- Illegally exporting marijuana out of Canada can result in 14 years of imprisonment.
- Smoking or vaping marijuana where not permitted results in a $1000 to $5000 fine. The consequence for a first-time offense is $1000, and $5000 for a repeat offense.
Marijuana impaired driving
According to impaired driving law, taking any drug within 2 hours of driving is a criminal offense. If the police pull you over and have reasons to suspect you’re under drug influence. They will do a drug test to check. They will check if the driver has THC in their body fluids. THC is a psychoactive ingredient in the plant.

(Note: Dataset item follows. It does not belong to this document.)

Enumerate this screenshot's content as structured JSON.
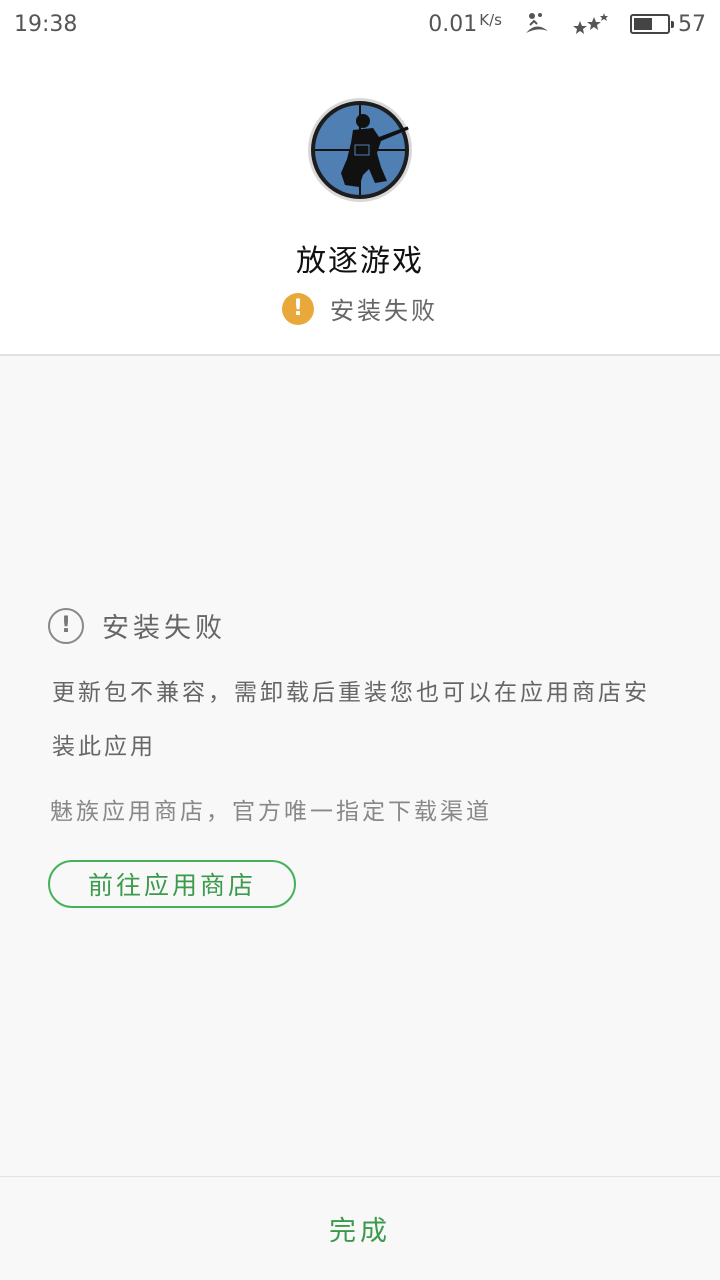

- The amount of THC in the driver’s body fluid determines the severity of the punishment. For 5 nanograms (or less) of THC per 1 ml of blood, the fine is $1000 for a first-time offense.
- Above 5 nanograms per 1ml of blood attracts harsher consequences. The driver faces up to 10 years in prison and a $1000 fine for a first-time offense. The driver faces compulsory jail time if it’s not the first time.
Basically, driving with a 2.5 nanogram of THC is a criminal offense. Like driving with an alcohol level of .05. These are considered DUI. The person can end up paying a huge fine or going to prison. If charged with a DUI, you need an experienced defense lawyer to offer legal advice and represent you. It is best to contact one immediately.